BOSTON (CBS)- Professional athletes are capable of amazing feats on the field of play. While those feats are a product of the hard work that they put in in practice and the weight room, it’s just as much a product of what they put into their bodies and how they recover. For the Boston Red Sox, the man guiding that fueling process is Team Performance Dietician Glen Tobias.
Tobias breaks his job down into four areas: hydration, sleep, supplementation and, of course, food. Working with the athletes, he creates a plan that accounts for their normal habits and guides them to areas of improvement in order to allow for their best performance out on the diamond.
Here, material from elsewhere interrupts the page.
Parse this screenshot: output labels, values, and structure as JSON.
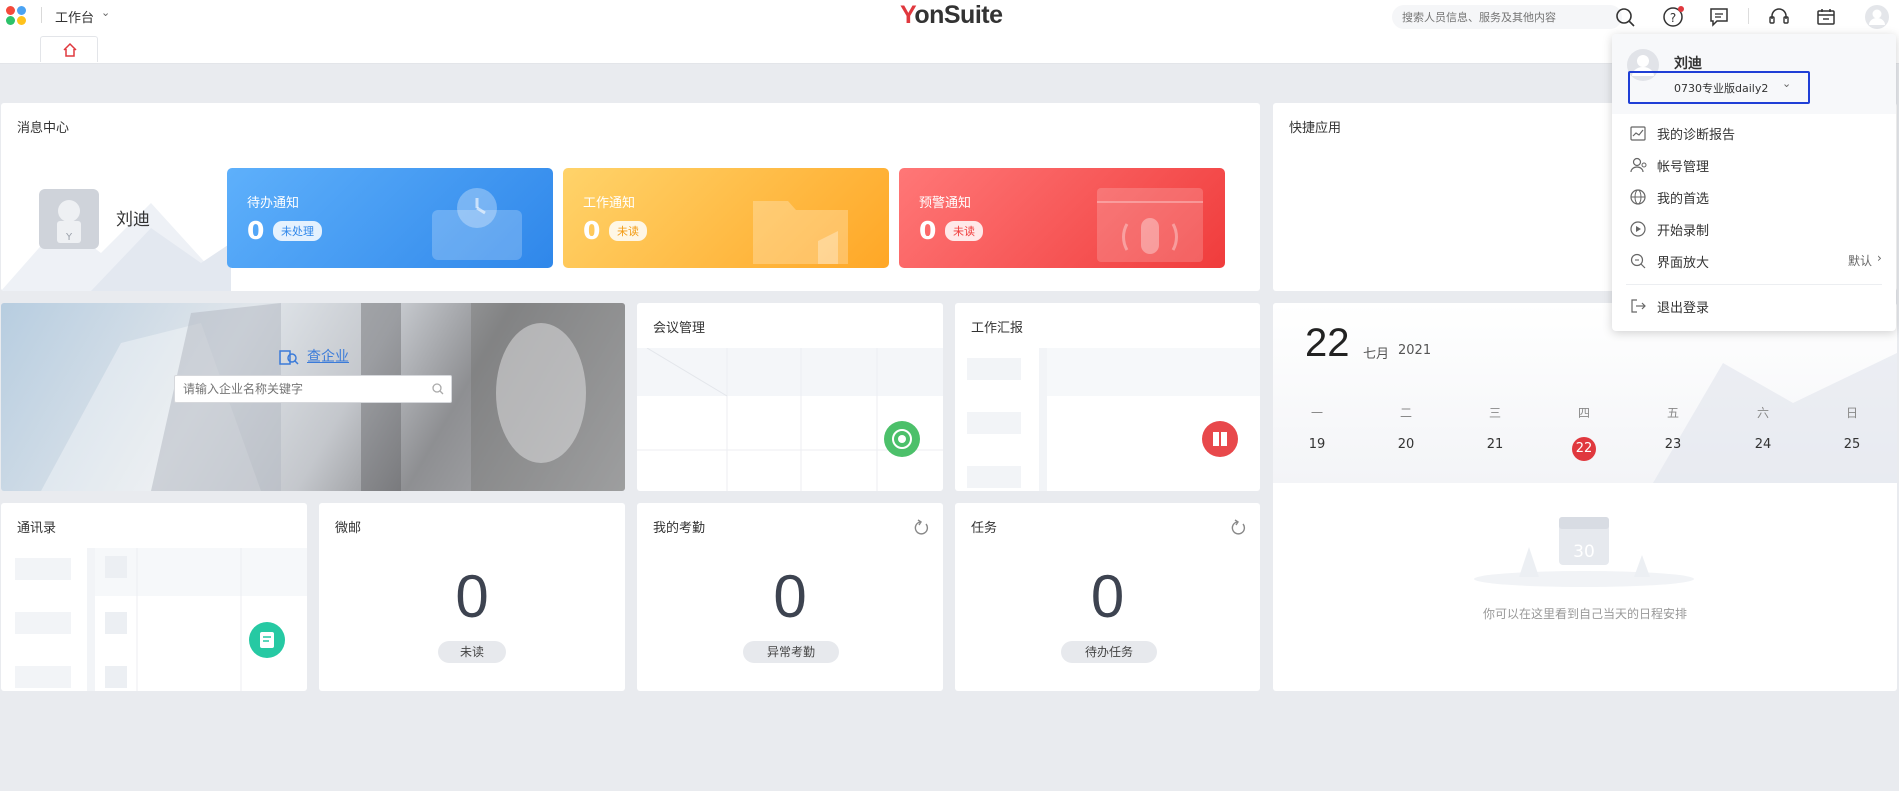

“In terms of sports, every coach is an energy out coach. They have for different positions, different teams, all across the board. I, and other performance dieticians, are the energy in coaches,” said Tobias in an interview with CBS Local’s Ryan Mayer. “We’re the only energy in coaches that an athlete ever really has. They can only get out of you what we put into you. It’s really important to fuel the machine better.”
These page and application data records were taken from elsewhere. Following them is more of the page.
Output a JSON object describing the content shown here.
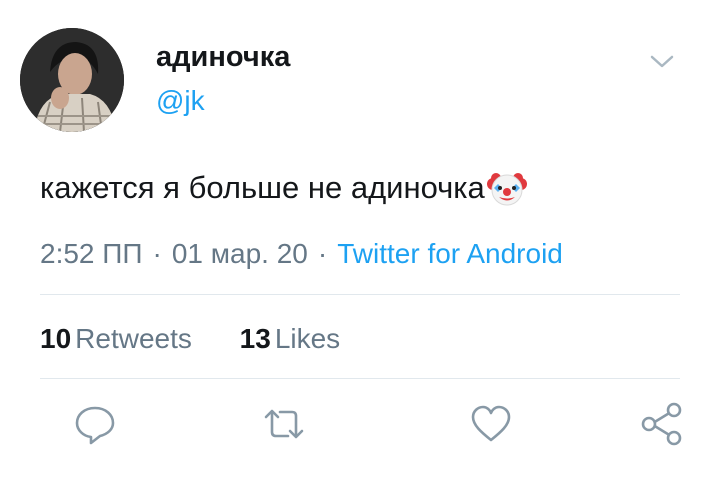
{
  "user": {
    "display_name": "адиночка",
    "handle": "@jk",
    "avatar": "profile-photo"
  },
  "tweet": {
    "text": "кажется я больше не адиночка",
    "emoji": "clown-face-emoji"
  },
  "meta": {
    "time": "2:52 ПП",
    "separator": "·",
    "date": "01 мар. 20",
    "source": "Twitter for Android"
  },
  "stats": {
    "retweets_count": "10",
    "retweets_label": "Retweets",
    "likes_count": "13",
    "likes_label": "Likes"
  },
  "actions": {
    "reply": "speech-bubble-icon",
    "retweet": "retweet-arrows-icon",
    "like": "heart-icon",
    "share": "share-nodes-icon",
    "menu": "chevron-down-icon"
  },
  "colors": {
    "accent": "#1da1f2",
    "text_primary": "#14171a",
    "text_secondary": "#657786",
    "icon": "#8899a6",
    "divider": "#e1e8ed"
  }
}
A crucial part of fueling the machine and therefore, Tobias’ job, is each athletes caloric intake. While you and I may have grown up hearing three square meals a day is needed to go about our daily lives, for athletes, not surprisingly, the intake is much higher. The most important of that intake? Not breakfast.
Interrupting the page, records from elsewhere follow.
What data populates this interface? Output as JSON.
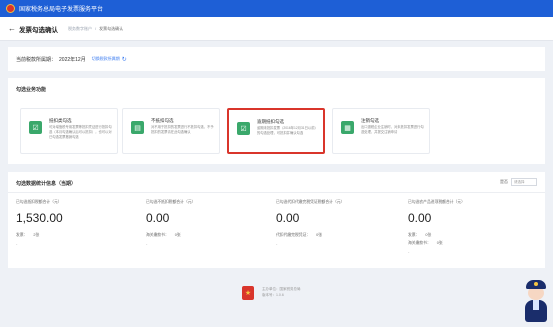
{
  "topbar": {
    "title": "国家税务总局电子发票服务平台"
  },
  "nav": {
    "back_icon": "arrow-left-icon",
    "title": "发票勾选确认",
    "breadcrumbs": [
      "税务数字账户",
      "发票勾选确认"
    ]
  },
  "period": {
    "label": "当前税款所属期：",
    "value": "2022年12月",
    "link": "切换税款所属期",
    "refresh_icon": "refresh-icon"
  },
  "ops": {
    "title": "勾选业务功能",
    "cards": [
      {
        "title": "抵扣类勾选",
        "desc": "可对增值税专用发票等抵扣凭证进行抵扣勾选（本月勾选确认后可以抵扣），也可以对已勾选发票撤销勾选",
        "icon": "checklist-icon"
      },
      {
        "title": "不抵扣勾选",
        "desc": "对不用于抵扣的发票进行不抵扣勾选，不予抵扣的发票请在此勾选确认",
        "icon": "form-icon"
      },
      {
        "title": "逾期抵扣勾选",
        "desc": "逾期未抵扣发票（2016年12月31日以前）的勾选处理，可抵扣并确认勾选",
        "icon": "checklist-icon"
      },
      {
        "title": "注销勾选",
        "desc": "出口退税企业注销时，对未抵扣发票进行勾选处理，并提交注销申请",
        "icon": "document-icon"
      }
    ]
  },
  "stats": {
    "title": "勾选数据统计信息（当期）",
    "filter_label": "是否",
    "filter_value": "请选择",
    "items": [
      {
        "label": "已勾选抵扣税额合计（元）",
        "value": "1,530.00",
        "row_label": "发票：",
        "row_value": "2张",
        "dash": "-"
      },
      {
        "label": "已勾选不抵扣税额合计（元）",
        "value": "0.00",
        "row_label": "海关缴款书：",
        "row_value": "0张",
        "dash": "-"
      },
      {
        "label": "已勾选代扣代缴完税凭证税额合计（元）",
        "value": "0.00",
        "row_label": "代扣代缴完税凭证：",
        "row_value": "0张",
        "dash": "-"
      },
      {
        "label": "已勾选农产品进项税额合计（元）",
        "value": "0.00",
        "row_label": "发票：",
        "row_value": "0张",
        "row2_label": "海关缴款书：",
        "row2_value": "0张",
        "dash": "-"
      }
    ]
  },
  "footer": {
    "line1": "主办单位：国家税务总局",
    "line2": "版本号：1.0.6"
  }
}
“As an athlete you want breakfast, brunch, lunch, dunch, dinner and supper. Technically, I want you eating six times a day not three. Three is so you don’t die, we have to excel and perform better,” said Tobias. “The most important meal of the day, regardless of what all of those cereal companies have told you, it’s not breakfast. It’s actually the meal you have right after your workout. You have to replenish what you just spent.”
And the elements of that replenishment are crucial. While protein is normally focused on as the star of the show, helping to build and repair muscle, Tobias points out that protein “only burns in a carb fueled fire”. So, for a post-workout meal, the break down he suggests is a 3-to-1 or 4-to-1 ratio of carbs to protein.
Though food and drink intake is a crucial part of maintenance for the Red Sox and all athletes, it’s often seen as simply that, fuel for the body. But, Tobias points out, food, drinks and supplements can be used to help improve an athlete’s sleep performance.
“The recovery is critical. I have people using anti-inflammatories like Omega-3 fish oil. Curcumin which is a component of tumeric the seasoning often found in Indian food. I avoid carbonated beverages. I like tart cherry juice, I happen to use the Cheribundi tart cherry juice,” said Tobias. “Powerful anti-inflammatory that also has natural melatonin to help you sleep better at night. If I can get you sleeping better, you’ll recover better, you can perform the next day.”
Sleep is an area that has likely been harder to come by, not just for athletes but all Americans and people around the world since the onset of the COVID-19 pandemic. Tobias notes that he saw how the pandemic affected his client’s routines, mostly by staying up later than they normally would have.
“Very difficult because a lot of people, when this all started, they were up much later because they didn’t have to get up at a certain time anymore. People were playing more video games and a lot of the players based on their age, like to play video games,” said Tobias. “So you have to have them, it’s called sleep hygiene. Going to bed at the same time every night that’s really important and getting up at the same time every morning, that’s great if you can get it. But, at the beginning of this, it was very difficult.”
While Tobias works with the Red Sox on their nutrition, he also has his own private practice at which he says he works mostly with young athletes in order to get them in the rhythm and routine of what the right things to put in their bodies are at an early age. For any every day athlete looking to improve their performance, Tobias has a few simple base lines to start with.
“First I would look at water. How much are you drinking per day? Whatever you’re drinking, you’re probably going to need more. Think about taking half of your body weight and put that in ounces, that’s a good place to start,” said Tobias. “You want to make sure you’re getting sleep. The earlier you can go to bed the better off you are. The hours before midnight are critical.”